Six races are scheduled over the next two days – three on Saturday, and three more worth double points on Super Sunday.
Louis Vuitton America’s Cup World Series – Overall Leaderboard
Land Rover BAR — 437
Oracle Team USA — 423
Emirates Team New Zealand — 420
SoftBank Team Japan — 399
Artemis Racing — 391
Groupama Team France — 360
She is fully foiling, simple and easy to use
The revolution continues, after the launch of the first production foiling catamaran in the world 3 years ago, over 100 Flying Phantom are now foiling in 26 countries.

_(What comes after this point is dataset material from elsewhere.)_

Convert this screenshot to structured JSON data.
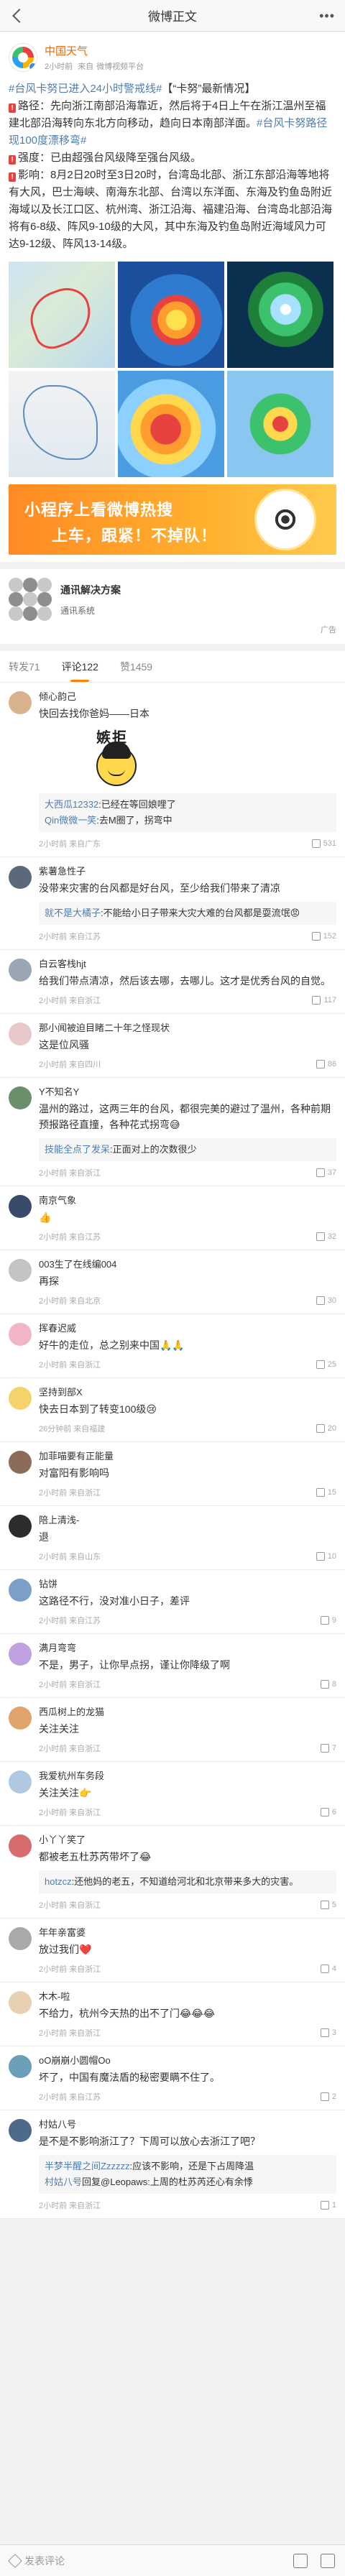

The Flying Phantom is a unique racing boat using the finest technologies from the aeronautic industry. Phantom International is now introducing a new range of high-end foiling boat oriented for freeride.
The Flying Phantom Essentiel is an 18’ all around boat easy to use, able to foil in a wide range of conditions and attract new people to foiling. This new boat is based on the expertise Phantom International has built up over the last 5 years being the pioneer in foiling catamarans.
The Flying Phantom Essentiel is foiling with both dagger boards down like we tested on the first Flying Phantom prototypes in 2012. This foil configuration makes the boat to be more user friendly and less physically demanding for the crew. She is able to reach 20 knots in 10 knots of wind ! The boat can be stowed on the beach as the dagger can be fully removed from the top. The L shape rudders increase safety for the crew if anyone falls overboard.
The Flying Phantom Essentiel is equipped with optional side wings in place of trapeze to improve crew accessibility.
The boat will be officially launched during the Paris Boat Show in December, production will start early of 2017 for spring deliveries.
The Flying Phantom Essentiel will offer a unique opportunity to a broad spectrum of sailors to enter into the foiling experience !
We look forward to present you this amazing boat.
Length: 5,5m / 18’
Width: 2,55m (EU road legal)
Mast: 9,1m aluminum
Hulls construction: Epoxy glass sandwich
Main sail: R Polyester laminate / 17sqm
Jib: R Polyester laminate / 5sqm
Code 0: R Polyester with furling system / 20sqm
On the 19th of October the Nacra 17 class members assembled for an electronic Extraordinary General Meeting (EGM).
Three topics debated were:
a) an update to the class constitution
c) whether or not class members recommend full foiling for 2020 or not
A presentation covering the proposed changes to equipment, pricing, and procedure was shown to 50 members in attendance over the course of 2 hours.
Details of how the boats would be made stronger and more consistent were included. Also shown was three pricing options for a mk 2 Nacra 17 was presented which can be downloaded here:
The three options for equipment going forward are:
a) retrofit a mk1 boat to go full foiling for 7,900 euros
b) Buying a new platform for 14,500 euros, retaining the ability to sell the mk1 platform for a net cost of about 7500 euros
c) Buying a new boat for 24,250 euros, an increase of about 2000 euros from the mk1 price
Following the presentation was a discussion with questions and answers from class members and leadership. At the close the meeting, voting was opened to class members. 89 members voted from the total membership of 132, above the 40% threshold required to form a quorum. All of the motions passed, with the advertising and constitution motions receiving 87% support or higher. the major question of whether to recommend to World Sailing whether Nacra 17 should go fully foiling for the 2020 Olympic or not was a closer vote, but ultimately passed 48 votes to 33, for a 59% support level
As such, the Nacra 17 class has sent a letter to the head of the Equipment Committee of World Sailing with the class recommendation. Class president, Marcus Spillane, will convey this position at the World Sailing Conference next month in Barcelona.
Equipment of the updated configuration will become available following confirmation from World Sailing Conference of their position on the matter. Teams wishing to get onto the waiting list for mk2 equipment should be in contact with the Nacra Sailing head office.